photoshop creative

How to hand-tint black and white images, part 1

Posted in:
Tips & Tutorials, by Mark White
October 11, 2013

How to hand colour images in Photoshop to produce authentic vintage postcards, come back tomorrow for part 2 of this tutorial

Download all the files you need for this tutorial here


Make sure the Adjustments palette is visible (Window>Adjustments) and select Black & White. Converting with this feature allows you to alter the colours by hand, giving better control and conversion. If you do not have CS5, convert to monochrome in another way. The Hue/Saturation adjustment is handy or work with Channels and Levels for good overall control.


Selecting the Black & White adjustment instantly converts the image. Moving the individual colour sliders allows you to adjust the overall colour levels in the image. When you’re happy, Shift-click the visible coloured layer and the B&W adjustment layer, then press Cmd/Ctrl+E to merge them together.


Duplicate the merged layer and hide one of them for a back up (press the eye icon). Click on the top layer to work with this only. Select the Brush tool, and in the top bar select a hard edge brush at 100% Opacity. Press the Quick Mask button at the base of the side tool bar (Q). Make sure the side bar colours are set Foreground black, Background white.
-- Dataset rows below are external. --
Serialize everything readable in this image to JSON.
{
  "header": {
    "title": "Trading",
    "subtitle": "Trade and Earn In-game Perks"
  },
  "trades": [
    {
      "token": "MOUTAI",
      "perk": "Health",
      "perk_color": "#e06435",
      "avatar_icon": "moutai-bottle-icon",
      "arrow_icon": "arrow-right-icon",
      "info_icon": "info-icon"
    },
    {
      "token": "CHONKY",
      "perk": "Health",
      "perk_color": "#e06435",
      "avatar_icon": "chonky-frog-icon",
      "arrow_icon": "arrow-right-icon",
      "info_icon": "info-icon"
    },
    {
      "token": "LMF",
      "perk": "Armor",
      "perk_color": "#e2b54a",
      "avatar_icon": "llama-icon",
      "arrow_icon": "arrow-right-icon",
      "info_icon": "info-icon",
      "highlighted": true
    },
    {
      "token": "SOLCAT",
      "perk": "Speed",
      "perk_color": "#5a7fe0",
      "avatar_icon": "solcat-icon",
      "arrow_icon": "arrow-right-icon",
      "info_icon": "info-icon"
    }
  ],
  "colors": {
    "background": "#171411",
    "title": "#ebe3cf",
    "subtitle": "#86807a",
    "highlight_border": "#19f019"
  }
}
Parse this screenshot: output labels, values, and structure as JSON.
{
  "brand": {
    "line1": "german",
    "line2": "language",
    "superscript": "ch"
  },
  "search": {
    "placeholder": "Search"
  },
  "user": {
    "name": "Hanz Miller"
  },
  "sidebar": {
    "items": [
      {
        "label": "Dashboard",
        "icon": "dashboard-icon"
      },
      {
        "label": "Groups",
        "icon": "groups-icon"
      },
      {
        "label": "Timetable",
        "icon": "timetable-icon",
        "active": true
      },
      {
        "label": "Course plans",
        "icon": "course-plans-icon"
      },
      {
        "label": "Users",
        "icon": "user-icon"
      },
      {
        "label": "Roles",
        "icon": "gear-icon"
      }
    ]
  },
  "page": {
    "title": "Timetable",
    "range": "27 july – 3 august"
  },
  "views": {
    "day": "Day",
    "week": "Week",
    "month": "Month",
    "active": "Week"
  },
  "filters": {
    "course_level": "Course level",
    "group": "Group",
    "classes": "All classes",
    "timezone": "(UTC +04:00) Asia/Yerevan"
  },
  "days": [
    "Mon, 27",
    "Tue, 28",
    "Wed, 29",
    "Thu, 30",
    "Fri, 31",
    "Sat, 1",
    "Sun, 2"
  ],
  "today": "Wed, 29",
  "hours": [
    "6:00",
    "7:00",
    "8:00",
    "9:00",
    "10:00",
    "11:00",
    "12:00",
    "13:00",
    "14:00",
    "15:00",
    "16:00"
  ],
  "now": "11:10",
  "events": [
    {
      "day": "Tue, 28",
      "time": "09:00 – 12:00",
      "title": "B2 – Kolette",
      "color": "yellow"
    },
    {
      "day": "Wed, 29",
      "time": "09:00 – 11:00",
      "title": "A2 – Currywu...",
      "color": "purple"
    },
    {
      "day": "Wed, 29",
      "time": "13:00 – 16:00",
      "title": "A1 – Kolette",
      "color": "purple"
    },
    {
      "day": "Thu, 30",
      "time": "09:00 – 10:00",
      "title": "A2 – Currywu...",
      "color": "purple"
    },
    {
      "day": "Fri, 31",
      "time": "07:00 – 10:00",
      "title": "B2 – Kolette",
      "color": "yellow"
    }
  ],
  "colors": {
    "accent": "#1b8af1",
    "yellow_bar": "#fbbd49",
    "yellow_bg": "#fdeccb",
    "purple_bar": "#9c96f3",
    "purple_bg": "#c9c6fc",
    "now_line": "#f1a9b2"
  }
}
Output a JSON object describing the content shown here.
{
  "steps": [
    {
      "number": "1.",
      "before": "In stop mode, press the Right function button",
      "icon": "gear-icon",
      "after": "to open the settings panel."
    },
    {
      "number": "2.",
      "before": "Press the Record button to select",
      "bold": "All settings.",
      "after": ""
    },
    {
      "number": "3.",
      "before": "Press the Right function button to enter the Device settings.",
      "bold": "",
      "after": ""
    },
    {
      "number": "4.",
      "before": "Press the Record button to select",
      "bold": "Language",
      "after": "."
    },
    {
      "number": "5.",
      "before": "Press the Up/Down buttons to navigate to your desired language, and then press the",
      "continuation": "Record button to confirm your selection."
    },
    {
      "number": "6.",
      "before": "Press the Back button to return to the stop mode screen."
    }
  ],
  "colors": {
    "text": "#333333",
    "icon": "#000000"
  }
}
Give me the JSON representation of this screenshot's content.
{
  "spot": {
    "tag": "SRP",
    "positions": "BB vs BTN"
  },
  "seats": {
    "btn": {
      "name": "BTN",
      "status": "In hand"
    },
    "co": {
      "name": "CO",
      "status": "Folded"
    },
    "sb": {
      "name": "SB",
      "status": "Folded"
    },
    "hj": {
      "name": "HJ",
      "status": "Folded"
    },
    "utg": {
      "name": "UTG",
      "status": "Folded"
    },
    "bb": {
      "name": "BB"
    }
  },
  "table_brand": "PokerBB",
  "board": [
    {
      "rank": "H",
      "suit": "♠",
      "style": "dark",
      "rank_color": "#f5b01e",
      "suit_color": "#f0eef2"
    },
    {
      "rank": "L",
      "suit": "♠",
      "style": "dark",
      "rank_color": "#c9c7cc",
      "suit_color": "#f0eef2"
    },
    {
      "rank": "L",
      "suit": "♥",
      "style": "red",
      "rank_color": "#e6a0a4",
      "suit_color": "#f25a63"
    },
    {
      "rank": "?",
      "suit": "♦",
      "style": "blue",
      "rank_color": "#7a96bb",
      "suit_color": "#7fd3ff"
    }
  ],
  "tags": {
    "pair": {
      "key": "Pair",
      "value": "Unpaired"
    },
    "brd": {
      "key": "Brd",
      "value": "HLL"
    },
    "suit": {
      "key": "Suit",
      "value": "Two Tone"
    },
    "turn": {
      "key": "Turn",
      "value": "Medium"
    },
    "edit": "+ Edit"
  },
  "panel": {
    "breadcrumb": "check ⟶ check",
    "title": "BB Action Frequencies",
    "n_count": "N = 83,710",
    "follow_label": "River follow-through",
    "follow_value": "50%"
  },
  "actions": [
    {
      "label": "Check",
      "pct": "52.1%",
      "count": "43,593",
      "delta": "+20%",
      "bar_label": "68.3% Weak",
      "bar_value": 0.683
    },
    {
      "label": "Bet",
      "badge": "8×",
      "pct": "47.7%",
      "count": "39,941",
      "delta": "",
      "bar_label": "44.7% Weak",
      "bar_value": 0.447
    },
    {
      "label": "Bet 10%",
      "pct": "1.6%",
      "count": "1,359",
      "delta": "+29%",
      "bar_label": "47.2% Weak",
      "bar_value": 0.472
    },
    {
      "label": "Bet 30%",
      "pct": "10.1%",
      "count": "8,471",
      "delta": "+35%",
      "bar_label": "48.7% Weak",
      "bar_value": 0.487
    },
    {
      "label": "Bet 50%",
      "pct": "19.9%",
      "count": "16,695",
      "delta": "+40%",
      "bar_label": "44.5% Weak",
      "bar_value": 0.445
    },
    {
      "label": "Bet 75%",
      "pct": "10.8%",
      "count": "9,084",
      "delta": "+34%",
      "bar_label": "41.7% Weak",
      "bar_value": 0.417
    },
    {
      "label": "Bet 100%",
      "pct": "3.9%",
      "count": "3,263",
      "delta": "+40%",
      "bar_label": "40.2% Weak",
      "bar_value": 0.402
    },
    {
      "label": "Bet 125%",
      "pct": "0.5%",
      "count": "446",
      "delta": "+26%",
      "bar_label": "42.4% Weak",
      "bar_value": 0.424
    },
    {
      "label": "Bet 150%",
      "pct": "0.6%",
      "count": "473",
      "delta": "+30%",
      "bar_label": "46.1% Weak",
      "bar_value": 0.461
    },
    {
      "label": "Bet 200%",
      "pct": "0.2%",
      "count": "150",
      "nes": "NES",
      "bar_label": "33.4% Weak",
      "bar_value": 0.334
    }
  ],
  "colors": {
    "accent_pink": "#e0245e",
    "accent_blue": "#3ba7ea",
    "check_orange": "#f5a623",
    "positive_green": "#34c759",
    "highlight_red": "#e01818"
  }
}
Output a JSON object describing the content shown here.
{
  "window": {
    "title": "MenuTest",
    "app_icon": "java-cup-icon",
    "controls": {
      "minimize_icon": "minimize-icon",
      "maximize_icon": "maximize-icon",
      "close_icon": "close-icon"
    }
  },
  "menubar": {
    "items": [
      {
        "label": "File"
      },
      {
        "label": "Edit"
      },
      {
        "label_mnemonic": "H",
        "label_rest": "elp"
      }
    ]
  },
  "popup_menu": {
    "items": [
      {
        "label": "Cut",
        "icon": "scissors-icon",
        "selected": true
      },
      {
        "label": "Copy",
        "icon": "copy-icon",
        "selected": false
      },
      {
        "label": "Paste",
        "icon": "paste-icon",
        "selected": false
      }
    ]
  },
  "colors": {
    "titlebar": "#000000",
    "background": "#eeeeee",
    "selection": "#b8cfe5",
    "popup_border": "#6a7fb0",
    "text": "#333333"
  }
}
We want to separate out the individual colours and areas within the image. Start by painting over the sky area. When you start painting in Quick Mask the area you’re covering will turn red. Zoom in and paint carefully making the brush size bigger or smaller when necessary. Use the [ ] keys for speed.


When painting on the mask, if you make an error just press X to switch the Foreground and Background colours. Black paints on the mask and white erases it, so try to be precise when painting. When the sky is all red press Q to come out of Quick Mask mode. The image will be an active selection. Press Shift+Cmd/Ctrl+I to invert the selection.


Inverting the selection should leave you with the sky area as an active selection. Making sure you are clicked onto the top layer in the Layers palette, press Cmd/Ctrl+J to put the selection onto its own layer, then give it a label. Repeat steps 3-5 on all areas you want to be the same colour, so sand, umbrella segments, sea, rocks and chairs in our case.


When Masking areas make the areas quite simple, don’t over complicate colour combinations. To help your masking when painting, make the original coloured layer visible and hide the black and white layer to check your progress, that you’re painting in the lines well and getting all the correct information.


When all areas have been masked and placed on their own layers we can begin to add some vintage colours. To do this click onto the first layer you wish to colour, we are working on the sand layer first. Go to the Adjustments palette and select Color Balance. An adjustment layer will appear in the Layers palette.

Continue to part 2 of this tutorial…